IPMI plans offer portability and flexibility for expats. Compared to a local medical insurance plan they may be a little more expensive, but in a competitive market there are good deals around. And the high benefit levels, extensive protection and peace of mind can often be worth the additional cost.
The majority of plans include worldwide medical protection (sometimes with USA cover as an optional extra) and many have evacuation and repatriation included as standard. IPMI plans will allow expats to take international business trips and move from country to country without losing continuity of cover. This is significantly different from local insurance, which makes this type of cover attractive to both individuals and company employees.
Most international insurance plans have direct settlement deals in place with hospitals, clinics and other medical providers so any bills will be paid directly by the insurer. Medical networks offer fast access to first-class treatment and care. If the care needed isn't offered locally the patient will be taken to the nearest centre of medical excellence – even if that's in a different country.
International private medical insurers will typically calculate premiums based on age, current medical history, and area of coverage, rather than on claims history. However, some benefits are limited - either by the amount of coverage provided for certain treatments or for a period of time, such as maternity or travel to specific countries or areas. Some IPMI policies will also cover treatment in an expats home country when they return – which can be a valuable additional benefit.
At first glance local medical plans look to be a good choice as they are usually cheaper than their international counter-parts. But before taking out a local medical insurance plan expats should look at the fine print and make sure it covers all of their requirements.
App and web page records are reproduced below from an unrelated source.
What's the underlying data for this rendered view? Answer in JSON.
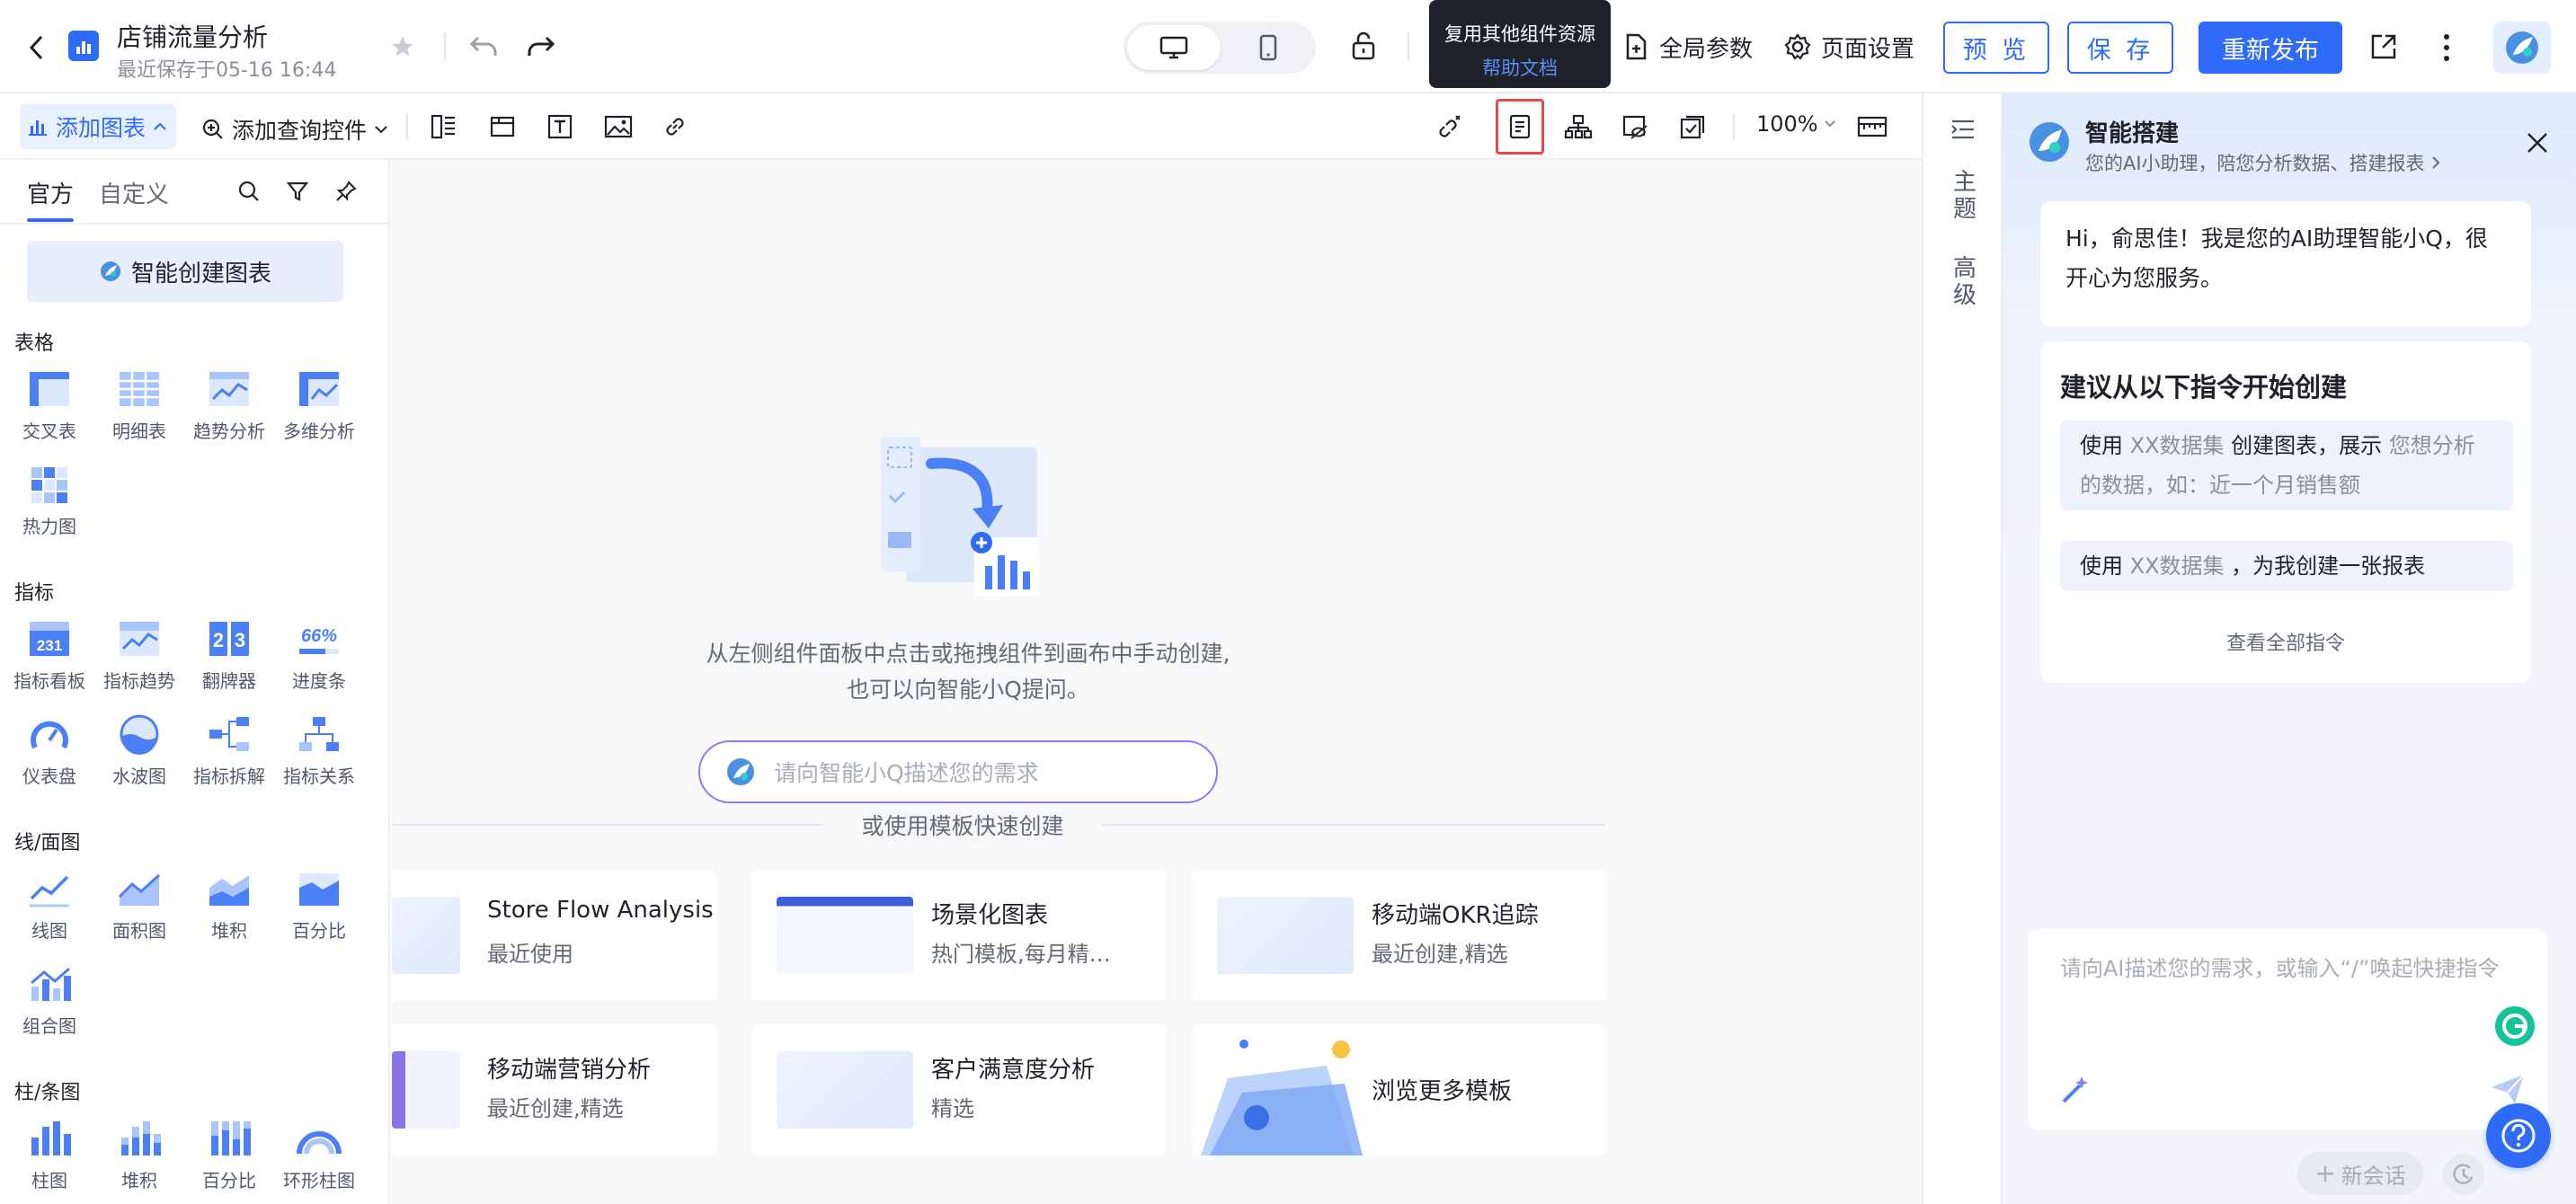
{
  "header": {
    "title": "店铺流量分析",
    "saved_at": "最近保存于05-16 16:44",
    "global_params": "全局参数",
    "page_settings": "页面设置",
    "preview": "预 览",
    "save": "保 存",
    "republish": "重新发布"
  },
  "tooltip": {
    "title": "复用其他组件资源",
    "link": "帮助文档"
  },
  "toolbar": {
    "add_chart": "添加图表",
    "add_query": "添加查询控件",
    "zoom": "100%"
  },
  "left_panel": {
    "tabs": [
      "官方",
      "自定义"
    ],
    "ai_create": "智能创建图表",
    "sections": {
      "table": {
        "title": "表格",
        "items": [
          "交叉表",
          "明细表",
          "趋势分析",
          "多维分析",
          "热力图"
        ]
      },
      "metric": {
        "title": "指标",
        "items": [
          "指标看板",
          "指标趋势",
          "翻牌器",
          "进度条",
          "仪表盘",
          "水波图",
          "指标拆解",
          "指标关系"
        ]
      },
      "line": {
        "title": "线/面图",
        "items": [
          "线图",
          "面积图",
          "堆积",
          "百分比",
          "组合图"
        ]
      },
      "bar": {
        "title": "柱/条图",
        "items": [
          "柱图",
          "堆积",
          "百分比",
          "环形柱图"
        ]
      }
    },
    "icon_texts": {
      "metric_board": "231",
      "flip_left": "2",
      "flip_right": "3",
      "progress": "66%"
    }
  },
  "canvas": {
    "empty_line1": "从左侧组件面板中点击或拖拽组件到画布中手动创建,",
    "empty_line2": "也可以向智能小Q提问。",
    "ask_placeholder": "请向智能小Q描述您的需求",
    "template_title": "或使用模板快速创建",
    "templates": [
      {
        "title": "Store Flow Analysis",
        "sub": "最近使用"
      },
      {
        "title": "场景化图表",
        "sub": "热门模板,每月精…"
      },
      {
        "title": "移动端OKR追踪",
        "sub": "最近创建,精选"
      },
      {
        "title": "移动端营销分析",
        "sub": "最近创建,精选"
      },
      {
        "title": "客户满意度分析",
        "sub": "精选"
      },
      {
        "title": "浏览更多模板",
        "sub": ""
      }
    ]
  },
  "right_strip": {
    "theme": "主题",
    "advanced": "高级"
  },
  "ai_panel": {
    "title": "智能搭建",
    "subtitle": "您的AI小助理，陪您分析数据、搭建报表",
    "greeting": "Hi，俞思佳！我是您的AI助理智能小Q，很开心为您服务。",
    "suggest_title": "建议从以下指令开始创建",
    "s1_a": "使用 ",
    "s1_b": "XX数据集",
    "s1_c": " 创建图表，展示 ",
    "s1_d": "您想分析的数据，如：近一个月销售额",
    "s2_a": "使用 ",
    "s2_b": "XX数据集",
    "s2_c": " ，为我创建一张报表",
    "view_all": "查看全部指令",
    "input_placeholder": "请向AI描述您的需求，或输入“/”唤起快捷指令",
    "new_chat": "新会话"
  },
  "colors": {
    "primary": "#2f6bf6",
    "tooltip_bg": "#1f2329",
    "highlight": "#e5484d"
  }
}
In many cases, locally purchased medical insurance is only valid for certain hospitals and clinics, which can vary in quality compared to a network operated by and international private medical insurer. This may not seem important for minor health ailments, but in the incidence of serious illness or emergencies, most people will want to be assured that they will receive the highest possible quality of care. Certain types of local plans may not provide this kind of cover and if they do most will place a ceiling on the maximum treatment costs at a far lower level than an international plan.
It is also risky to be without medical insurance, and some local plans have delays before they become valid because of lengthy administrative steps, form filling and having to wait for certain types of visa and work permits to be in place.
Finally, local insurance plans will probably not provide cover for trips outside the country of residence and expats will have no option to continue their cover if they return home – particularly important if they have a chronic illnesses.
Travel Insurance, whether for business or leisure is perfect for short-term trips and is essentially designed for emergency medical treatment and loss of personal items. The duration can be for a year (with a maximum number of days/trips away stated) or a number of days/weeks. Typically these policies are less expensive than medical insurance and are time specific.
The policy benefits limits are usually not as high as those with IPMI but if an accident or illness occurs, travel insurance will provide emergency treatment and care. Most travel insurances will also evacuate the insured to the nearest centre of medical excellence, or return them home for further treatment.
A comprehensive travel insurance policy will also include cover for loss of baggage, trip cancellation and curtailment, loss of money, loss of passport, flight delays and legal expenses.
With three types of cover to choose from – and plenty of different options within each category – selecting the right cover is tricky. IPMI can be a more expensive – although premiums can be reduced with the use of excesses and deductibles - but the protection is extensive. Local PMI is sometimes cheaper but usually comes with restrictions in terms of benefits and geography. And travel insurance is more targeted; covering loss of items and emergency medical cover.
Be sure to thoroughly research your choice – and ideally talk to an expert – and don't leave your health exposed.